*Your instructions:* Report each line of the entries that contains the word "icon", copied in full.

*Data shown:*
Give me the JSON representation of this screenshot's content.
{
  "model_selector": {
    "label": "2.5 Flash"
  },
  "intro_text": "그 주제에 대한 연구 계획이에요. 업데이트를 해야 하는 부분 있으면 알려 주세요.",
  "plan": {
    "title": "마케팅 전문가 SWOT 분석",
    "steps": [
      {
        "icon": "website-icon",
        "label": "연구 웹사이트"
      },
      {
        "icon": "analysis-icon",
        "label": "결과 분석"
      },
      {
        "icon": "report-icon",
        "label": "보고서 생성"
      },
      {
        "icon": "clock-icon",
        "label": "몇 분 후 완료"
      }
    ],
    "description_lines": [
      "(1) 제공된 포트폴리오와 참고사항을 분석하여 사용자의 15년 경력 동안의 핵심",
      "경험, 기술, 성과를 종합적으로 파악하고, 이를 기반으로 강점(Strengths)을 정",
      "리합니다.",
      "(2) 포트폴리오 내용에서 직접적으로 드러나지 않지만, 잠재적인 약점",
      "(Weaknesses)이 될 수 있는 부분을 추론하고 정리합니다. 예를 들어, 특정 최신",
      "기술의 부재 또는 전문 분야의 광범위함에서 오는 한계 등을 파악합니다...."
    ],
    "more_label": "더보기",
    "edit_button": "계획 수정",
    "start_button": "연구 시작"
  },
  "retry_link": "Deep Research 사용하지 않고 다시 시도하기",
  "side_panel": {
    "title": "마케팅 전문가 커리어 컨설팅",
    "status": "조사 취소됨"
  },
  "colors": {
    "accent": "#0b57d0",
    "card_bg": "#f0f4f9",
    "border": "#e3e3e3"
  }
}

*Exercise solution:*
        "icon": "website-icon",
        "icon": "analysis-icon",
        "icon": "report-icon",
        "icon": "clock-icon",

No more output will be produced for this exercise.